■ **Task description**: Each line below must be reproduced exactly as it stands. Pictures stay out of the copy.

■ **Dataset records**:
---*---

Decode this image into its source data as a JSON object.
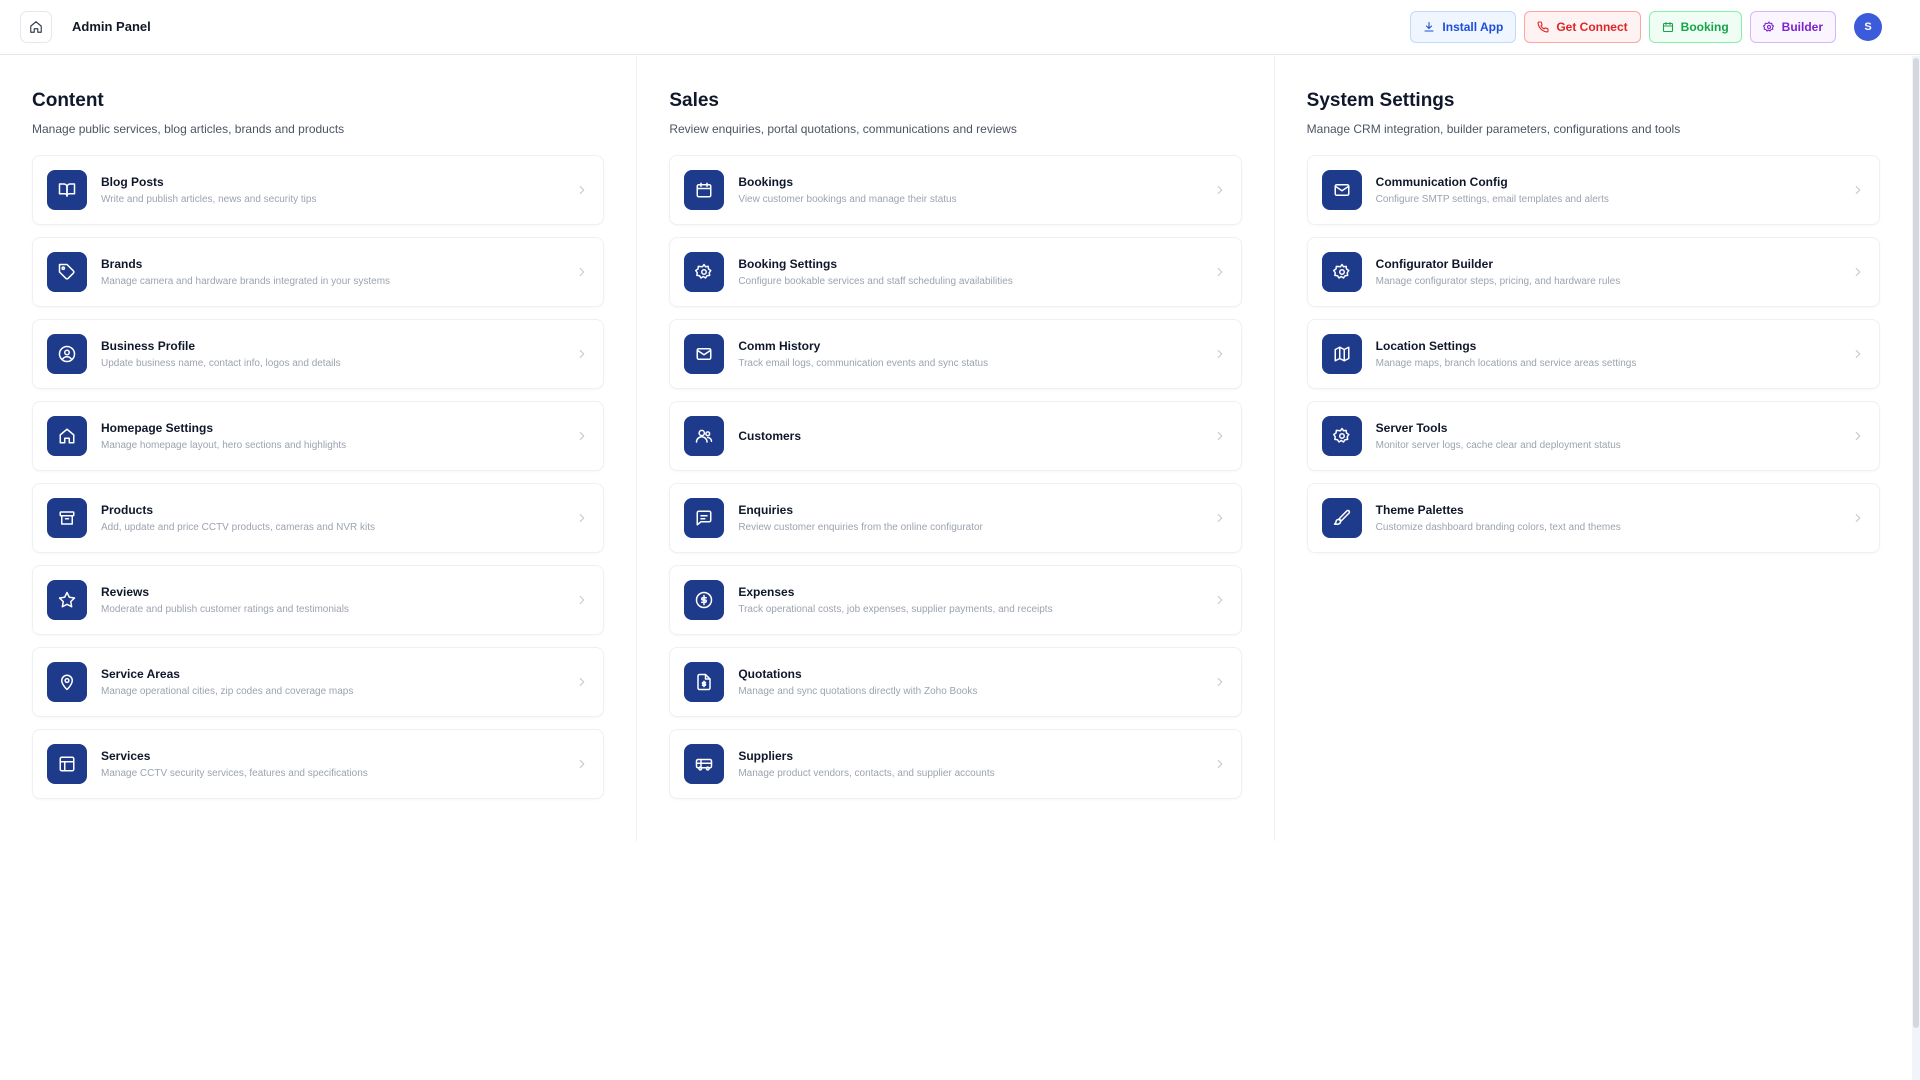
{
  "header": {
    "title": "Admin Panel",
    "home_icon": "home-icon",
    "actions": [
      {
        "label": "Install App",
        "icon": "download-icon",
        "color": "#1d4ed8"
      },
      {
        "label": "Get Connect",
        "icon": "phone-icon",
        "color": "#dc2626"
      },
      {
        "label": "Booking",
        "icon": "calendar-icon",
        "color": "#16a34a"
      },
      {
        "label": "Builder",
        "icon": "gear-icon",
        "color": "#7e22ce"
      }
    ],
    "avatar": "S"
  },
  "colors": {
    "accent": "#1e3a8a"
  },
  "sections": [
    {
      "title": "Content",
      "description": "Manage public services, blog articles, brands and products",
      "items": [
        {
          "title": "Blog Posts",
          "subtitle": "Write and publish articles, news and security tips",
          "icon": "book-icon"
        },
        {
          "title": "Brands",
          "subtitle": "Manage camera and hardware brands integrated in your systems",
          "icon": "tag-icon"
        },
        {
          "title": "Business Profile",
          "subtitle": "Update business name, contact info, logos and details",
          "icon": "user-circle-icon"
        },
        {
          "title": "Homepage Settings",
          "subtitle": "Manage homepage layout, hero sections and highlights",
          "icon": "home-icon"
        },
        {
          "title": "Products",
          "subtitle": "Add, update and price CCTV products, cameras and NVR kits",
          "icon": "archive-icon"
        },
        {
          "title": "Reviews",
          "subtitle": "Moderate and publish customer ratings and testimonials",
          "icon": "star-icon"
        },
        {
          "title": "Service Areas",
          "subtitle": "Manage operational cities, zip codes and coverage maps",
          "icon": "map-pin-icon"
        },
        {
          "title": "Services",
          "subtitle": "Manage CCTV security services, features and specifications",
          "icon": "layout-icon"
        }
      ]
    },
    {
      "title": "Sales",
      "description": "Review enquiries, portal quotations, communications and reviews",
      "items": [
        {
          "title": "Bookings",
          "subtitle": "View customer bookings and manage their status",
          "icon": "calendar-icon"
        },
        {
          "title": "Booking Settings",
          "subtitle": "Configure bookable services and staff scheduling availabilities",
          "icon": "gear-icon"
        },
        {
          "title": "Comm History",
          "subtitle": "Track email logs, communication events and sync status",
          "icon": "mail-icon"
        },
        {
          "title": "Customers",
          "subtitle": "",
          "icon": "users-icon"
        },
        {
          "title": "Enquiries",
          "subtitle": "Review customer enquiries from the online configurator",
          "icon": "message-icon"
        },
        {
          "title": "Expenses",
          "subtitle": "Track operational costs, job expenses, supplier payments, and receipts",
          "icon": "dollar-circle-icon"
        },
        {
          "title": "Quotations",
          "subtitle": "Manage and sync quotations directly with Zoho Books",
          "icon": "file-dollar-icon"
        },
        {
          "title": "Suppliers",
          "subtitle": "Manage product vendors, contacts, and supplier accounts",
          "icon": "truck-icon"
        }
      ]
    },
    {
      "title": "System Settings",
      "description": "Manage CRM integration, builder parameters, configurations and tools",
      "items": [
        {
          "title": "Communication Config",
          "subtitle": "Configure SMTP settings, email templates and alerts",
          "icon": "mail-icon"
        },
        {
          "title": "Configurator Builder",
          "subtitle": "Manage configurator steps, pricing, and hardware rules",
          "icon": "gear-icon"
        },
        {
          "title": "Location Settings",
          "subtitle": "Manage maps, branch locations and service areas settings",
          "icon": "map-icon"
        },
        {
          "title": "Server Tools",
          "subtitle": "Monitor server logs, cache clear and deployment status",
          "icon": "gear-icon"
        },
        {
          "title": "Theme Palettes",
          "subtitle": "Customize dashboard branding colors, text and themes",
          "icon": "brush-icon"
        }
      ]
    }
  ]
}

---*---

■ **Task result**:
Decode this image into its source data as a JSON object.
{
  "header": {
    "title": "Admin Panel",
    "home_icon": "home-icon",
    "actions": [
      {
        "label": "Install App",
        "icon": "download-icon",
        "color": "#1d4ed8"
      },
      {
        "label": "Get Connect",
        "icon": "phone-icon",
        "color": "#dc2626"
      },
      {
        "label": "Booking",
        "icon": "calendar-icon",
        "color": "#16a34a"
      },
      {
        "label": "Builder",
        "icon": "gear-icon",
        "color": "#7e22ce"
      }
    ],
    "avatar": "S"
  },
  "colors": {
    "accent": "#1e3a8a"
  },
  "sections": [
    {
      "title": "Content",
      "description": "Manage public services, blog articles, brands and products",
      "items": [
        {
          "title": "Blog Posts",
          "subtitle": "Write and publish articles, news and security tips",
          "icon": "book-icon"
        },
        {
          "title": "Brands",
          "subtitle": "Manage camera and hardware brands integrated in your systems",
          "icon": "tag-icon"
        },
        {
          "title": "Business Profile",
          "subtitle": "Update business name, contact info, logos and details",
          "icon": "user-circle-icon"
        },
        {
          "title": "Homepage Settings",
          "subtitle": "Manage homepage layout, hero sections and highlights",
          "icon": "home-icon"
        },
        {
          "title": "Products",
          "subtitle": "Add, update and price CCTV products, cameras and NVR kits",
          "icon": "archive-icon"
        },
        {
          "title": "Reviews",
          "subtitle": "Moderate and publish customer ratings and testimonials",
          "icon": "star-icon"
        },
        {
          "title": "Service Areas",
          "subtitle": "Manage operational cities, zip codes and coverage maps",
          "icon": "map-pin-icon"
        },
        {
          "title": "Services",
          "subtitle": "Manage CCTV security services, features and specifications",
          "icon": "layout-icon"
        }
      ]
    },
    {
      "title": "Sales",
      "description": "Review enquiries, portal quotations, communications and reviews",
      "items": [
        {
          "title": "Bookings",
          "subtitle": "View customer bookings and manage their status",
          "icon": "calendar-icon"
        },
        {
          "title": "Booking Settings",
          "subtitle": "Configure bookable services and staff scheduling availabilities",
          "icon": "gear-icon"
        },
        {
          "title": "Comm History",
          "subtitle": "Track email logs, communication events and sync status",
          "icon": "mail-icon"
        },
        {
          "title": "Customers",
          "subtitle": "",
          "icon": "users-icon"
        },
        {
          "title": "Enquiries",
          "subtitle": "Review customer enquiries from the online configurator",
          "icon": "message-icon"
        },
        {
          "title": "Expenses",
          "subtitle": "Track operational costs, job expenses, supplier payments, and receipts",
          "icon": "dollar-circle-icon"
        },
        {
          "title": "Quotations",
          "subtitle": "Manage and sync quotations directly with Zoho Books",
          "icon": "file-dollar-icon"
        },
        {
          "title": "Suppliers",
          "subtitle": "Manage product vendors, contacts, and supplier accounts",
          "icon": "truck-icon"
        }
      ]
    },
    {
      "title": "System Settings",
      "description": "Manage CRM integration, builder parameters, configurations and tools",
      "items": [
        {
          "title": "Communication Config",
          "subtitle": "Configure SMTP settings, email templates and alerts",
          "icon": "mail-icon"
        },
        {
          "title": "Configurator Builder",
          "subtitle": "Manage configurator steps, pricing, and hardware rules",
          "icon": "gear-icon"
        },
        {
          "title": "Location Settings",
          "subtitle": "Manage maps, branch locations and service areas settings",
          "icon": "map-icon"
        },
        {
          "title": "Server Tools",
          "subtitle": "Monitor server logs, cache clear and deployment status",
          "icon": "gear-icon"
        },
        {
          "title": "Theme Palettes",
          "subtitle": "Customize dashboard branding colors, text and themes",
          "icon": "brush-icon"
        }
      ]
    }
  ]
}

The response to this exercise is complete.